Summer on Pelion; Notebooks; Black Linen; The Windfalls; He Stands So Thin and Waits; Paperweight Snowstorm; West London Afternoon; Departure Board; A Winter Postcard from Istanbul; Lullaby; Yugoslav Nocturnes; Three Eighteen; Venice, Intermezzo; Rebecca in Macedonia; Out of the Blue; The Birthday Concert; Germany; The Angel of Salonika; Afterword
PRAISE FOR THIS BOOK
“The Angel of Salonika moves on the shadowy borders where the wounds of separation turn into the scars of loss. European in sensibility, elegiac in tone, these poems mark the arrival of a welcome new voice in English poetry.” —
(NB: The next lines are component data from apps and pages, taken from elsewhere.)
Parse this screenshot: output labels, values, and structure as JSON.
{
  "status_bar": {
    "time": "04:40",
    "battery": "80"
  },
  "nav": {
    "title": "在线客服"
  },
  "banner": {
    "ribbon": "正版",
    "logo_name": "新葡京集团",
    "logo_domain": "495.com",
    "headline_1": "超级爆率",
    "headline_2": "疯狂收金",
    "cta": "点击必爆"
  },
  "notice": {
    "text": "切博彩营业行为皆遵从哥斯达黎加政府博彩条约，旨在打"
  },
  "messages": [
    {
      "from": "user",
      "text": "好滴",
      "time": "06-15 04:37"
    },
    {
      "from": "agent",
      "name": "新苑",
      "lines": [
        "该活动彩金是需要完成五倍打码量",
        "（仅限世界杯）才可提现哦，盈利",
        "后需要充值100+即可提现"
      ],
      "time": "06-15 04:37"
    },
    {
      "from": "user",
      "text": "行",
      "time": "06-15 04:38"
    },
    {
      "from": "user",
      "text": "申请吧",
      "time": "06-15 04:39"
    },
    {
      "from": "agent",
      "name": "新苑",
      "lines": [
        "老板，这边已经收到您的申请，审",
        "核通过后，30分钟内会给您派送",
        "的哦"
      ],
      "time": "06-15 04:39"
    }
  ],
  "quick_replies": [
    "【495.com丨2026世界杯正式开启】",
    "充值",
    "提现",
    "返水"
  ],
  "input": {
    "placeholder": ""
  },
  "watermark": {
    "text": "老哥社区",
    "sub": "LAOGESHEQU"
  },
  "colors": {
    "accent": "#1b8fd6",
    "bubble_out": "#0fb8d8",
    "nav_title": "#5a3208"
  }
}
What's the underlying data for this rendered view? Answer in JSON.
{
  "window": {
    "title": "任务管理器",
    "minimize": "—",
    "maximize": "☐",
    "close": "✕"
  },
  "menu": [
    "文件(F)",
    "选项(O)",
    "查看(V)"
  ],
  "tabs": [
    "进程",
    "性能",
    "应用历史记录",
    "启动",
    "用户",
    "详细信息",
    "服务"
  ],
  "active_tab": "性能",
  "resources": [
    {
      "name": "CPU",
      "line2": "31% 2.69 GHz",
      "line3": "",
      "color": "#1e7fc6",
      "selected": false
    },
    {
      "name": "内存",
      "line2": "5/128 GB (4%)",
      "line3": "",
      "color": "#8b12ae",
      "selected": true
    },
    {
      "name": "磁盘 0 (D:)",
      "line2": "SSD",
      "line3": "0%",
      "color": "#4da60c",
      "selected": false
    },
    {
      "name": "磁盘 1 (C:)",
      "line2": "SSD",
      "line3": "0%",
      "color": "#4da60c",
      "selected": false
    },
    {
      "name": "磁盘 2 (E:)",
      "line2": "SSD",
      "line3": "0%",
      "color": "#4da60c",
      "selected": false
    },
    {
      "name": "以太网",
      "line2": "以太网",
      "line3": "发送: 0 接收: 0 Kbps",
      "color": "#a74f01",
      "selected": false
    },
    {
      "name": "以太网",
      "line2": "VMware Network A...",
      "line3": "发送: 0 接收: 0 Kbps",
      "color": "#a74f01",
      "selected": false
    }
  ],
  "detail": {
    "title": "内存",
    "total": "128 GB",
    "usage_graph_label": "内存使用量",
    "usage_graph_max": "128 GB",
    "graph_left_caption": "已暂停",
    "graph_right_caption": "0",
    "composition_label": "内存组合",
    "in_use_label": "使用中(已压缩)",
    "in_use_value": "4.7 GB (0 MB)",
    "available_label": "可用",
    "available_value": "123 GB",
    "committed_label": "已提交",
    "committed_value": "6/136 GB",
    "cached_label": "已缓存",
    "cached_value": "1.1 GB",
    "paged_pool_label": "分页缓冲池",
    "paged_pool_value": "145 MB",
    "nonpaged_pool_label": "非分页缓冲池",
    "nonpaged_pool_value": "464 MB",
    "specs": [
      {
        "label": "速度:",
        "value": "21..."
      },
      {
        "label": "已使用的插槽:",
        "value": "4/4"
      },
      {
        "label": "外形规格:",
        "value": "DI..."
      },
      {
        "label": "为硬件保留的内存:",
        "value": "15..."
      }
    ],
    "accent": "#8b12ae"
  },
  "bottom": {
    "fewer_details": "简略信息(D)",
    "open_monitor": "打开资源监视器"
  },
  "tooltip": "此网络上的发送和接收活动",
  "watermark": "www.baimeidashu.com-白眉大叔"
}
“Vesna Goldsworthy bursts into the poetry world fully formed. Her poems are ravishing meditations, written with deftness and assurance. The poems are cultured in the best way and stem from a deep engagement with history, held in balance with love and loss. Wonderful.” —
“These poems are lovely. Freighted with history and personal experience, they move with great clarity and control and are gorgeously precise… Reminiscent of Cavafy.” —
Vesna Goldsworthy, born in Belgrade in 1961, is the author of two widely translated books, Inventing Ruritania: the Imperialism of the Imagination (Yale, 1998); and a memoir, Chernobyl Strawberries (Atlantic, 2005), describing her youth in communist Yugoslavia and emergence as a Serbian poet. Serialized in The Times and read by Vesna herself as Book of the Week on BBC Radio Four, it has been a bestseller in several European languages. She lives in West London with her husband and young son.